Dr. Freeman's life work has been to address these injustices and to ensure that all people receive the best possible care, regardless of their color or income. Born and educated in Washington, D.C., he recognized early in his career that African-Americans are more frequently diagnosed with cancer and have higher mortality rates than whites. He accepted these realities as a personal challenge, waging a lifelong war on cancer among our poorest citizens.
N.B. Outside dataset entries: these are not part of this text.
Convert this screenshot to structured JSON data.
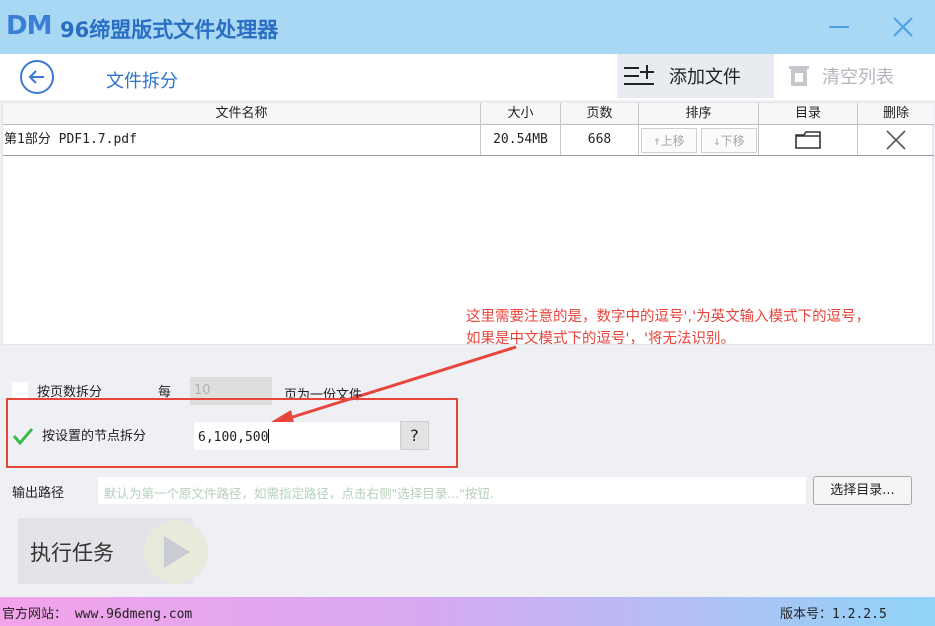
{
  "app": {
    "logo": "DM",
    "title": "96缔盟版式文件处理器"
  },
  "toolbar": {
    "page_name": "文件拆分",
    "add_label": "添加文件",
    "clear_label": "清空列表"
  },
  "table": {
    "headers": [
      "文件名称",
      "大小",
      "页数",
      "排序",
      "目录",
      "删除"
    ],
    "rows": [
      {
        "name": "第1部分 PDF1.7.pdf",
        "size": "20.54MB",
        "pages": "668",
        "up": "上移",
        "down": "下移"
      }
    ]
  },
  "options": {
    "by_pages": {
      "label": "按页数拆分",
      "every": "每",
      "value": "10",
      "suffix": "页为一份文件",
      "checked": false
    },
    "by_nodes": {
      "label": "按设置的节点拆分",
      "value": "6,100,500",
      "help": "?",
      "checked": true
    }
  },
  "annotation": {
    "line1": "这里需要注意的是，数字中的逗号','为英文输入模式下的逗号，",
    "line2": "如果是中文模式下的逗号'，'将无法识别。",
    "color": "#e8453c"
  },
  "output": {
    "label": "输出路径",
    "placeholder": "默认为第一个原文件路径，如需指定路径，点击右侧\"选择目录...\"按钮.",
    "browse_label": "选择目录..."
  },
  "run": {
    "label": "执行任务"
  },
  "status": {
    "website": "官方网站：  www.96dmeng.com",
    "version": "版本号：1.2.2.5"
  },
  "colors": {
    "titlebar": "#a9d8f4",
    "accent": "#2f73c9",
    "check": "#3dbb4a"
  }
}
Throughout an illustrious career filled with important leadership positions, many coveted awards and the recognition of the National Academy of Sciences and the Institute of Medicine, Dr. Freeman never deterred from his mission or his commitment to people in need in at-risk communities. As director of surgery at Harlem Hospital Center, he was one of the first medical professionals to talk to his patients about cancer prevention, stressing the importance of diet, regular exercise, and non-smoking. He introduced screening exams for breast and colon cancer into the Harlem community, and in 1979 opened a free breast cancer center in Harlem. As president of the American Cancer Society, he became the nation's leading educator and authority on the interrelationship between race, poverty and cancer. He was the principal architect of the Society's initiative on cancer among the poor. He traveled the country teaching cancer prevention in impoverished neighborhoods. He lectured the medical community on the consequences of limited access to health care and the lack of health insurance as barriers to screening and treatment. Dr. Freeman carried his vision and message to the highest levels, advising and enlightening the members of the President's Cancer Panel in his role as chairman since 1991.
In his current position as president and chief executive officer of North General Hospital, Dr. Freeman continues to challenge leaders in health care and medical research to broaden their understanding and their approach to human disease by considering factors other than biology. His research has repeatedly identified socioeconomic factors, cultural practices, environmental exposures and the manner in which blacks are treated in predominantly white institutions as contributing factors to incidence of disease and premature death. In an explosive report in 1990, Dr. Freeman starkly portrayed the disparity in life expectancy between African-American and white men.
Dr. Freeman has shifted the paradigm for understanding disease in poor communities and among minority populations. Caring for the voiceless in our society, Dr. Freeman's humanitarian efforts have increased survival rates for thousands of people. Uncommon zeal in the pursuit of his goal, devotion to patients, and a diplomatic, sensitive approach to change characterize his advocacy. Dr. Freeman exemplifies the highest qualities of a public servant on behalf of the underserved.